It would also appear that in Sanchez & Turin's world, Cool Water seems to be the yardstick against which all men's commercial scents that have followed, are measured. In addition, I often found myself "tut-tutting" where criticism of a scent was overlooked in favour of criticism of the wearer. Also, whilst certain scents were being reviewed, many others were referenced... very few of which actually made it into the pages of the book! It's precisely this kind of inconsistent subjective claptrap that I find hard to swallow in The Guide.

OK, kudos to them both for upping off their asses and getting out there and walking the walk. No one can deny Turin's passion and contribution to the science, but to the total sum of their "insights" in The Guide, I will absolutely not subscribe.

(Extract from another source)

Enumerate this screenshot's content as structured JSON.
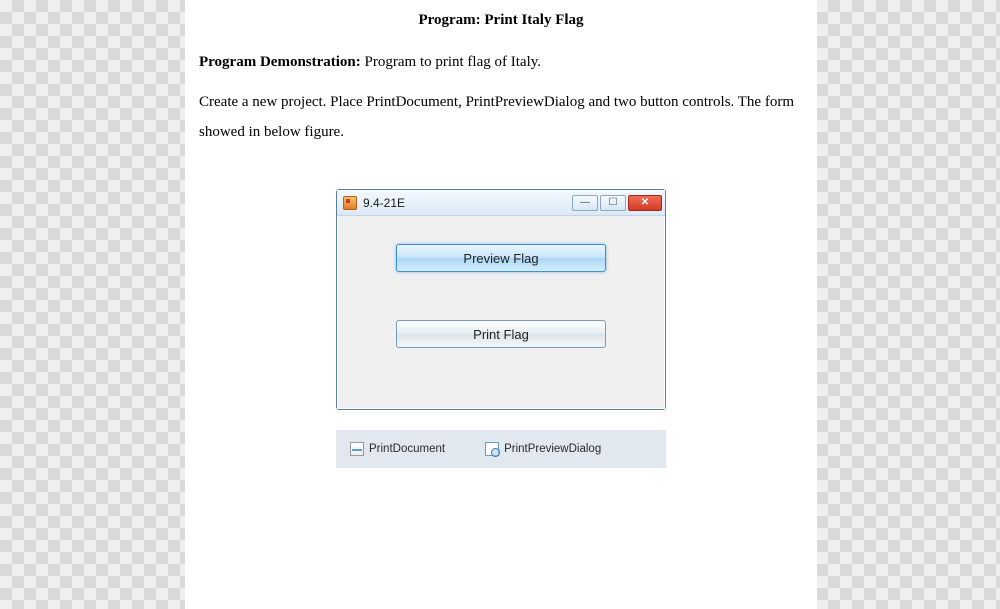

Mariannetm said...

What a fine weblog this is.

You write very well and your blog looks good too.

I appreciate your critical view on this book for it is becoming a bit of a perfume bible - such is my impression.


Thank you mariannetm, Im delighted you find it a pleasant read. I hope you stop by often. :)

dinazad said...

The Guide makes for nice light reading (and I do enjoy a bit of snark occasionally, but many of the comments in the Guide seem to be snark for the sake of snarking. Not to be taken seriously), but as a perfume guide I'd say it's only one of many (and not the best), and one would do well to own several different guides.... And I agree - it is annoying to read sundry references to Paco Rabanne's La Nuit or to Knize Ten and then find that neither is in the book. This kind of sloppiness definitely lessens the enjoyment! (Can a sloppily written and edited book really be ultimate thing in perfume literature?) Also, of course, I can't take a perfume guide to seriously when its views on a scent so often differ from my one. After all, I'm the supreme scent authority in my own fragrant world! ;-))

nubelia said...

I read it , had some minor laughs,scratched my head in bemusement on many occasions and then put it down and if I were not mixed up in the perfume world of the Interwangle would enver have given it another thought.

It seems to be it is early days of perfume critics* and hopefully this book will spawn more books of this ilk from a variety of authors. I would not mind seeing the likes of Octavian Coiffan published in English and so many out in the blogistanian who are capable ( our own Redolent chap perhaps?.

*that being said I have never looked to critics in any medium, or at least never taken any critique to heart. I have to confess I prefer a more "man on the street" approach , hence my love of the blogs and fora

Peter said...

I enjoyed reading the book. And as usual I think we have to compare with our own view. At least they have the guts to give clear ratings, even 1 star! If we would have more noses who give us such ratings statistics would give us a clear picture. So please, more of such ratings!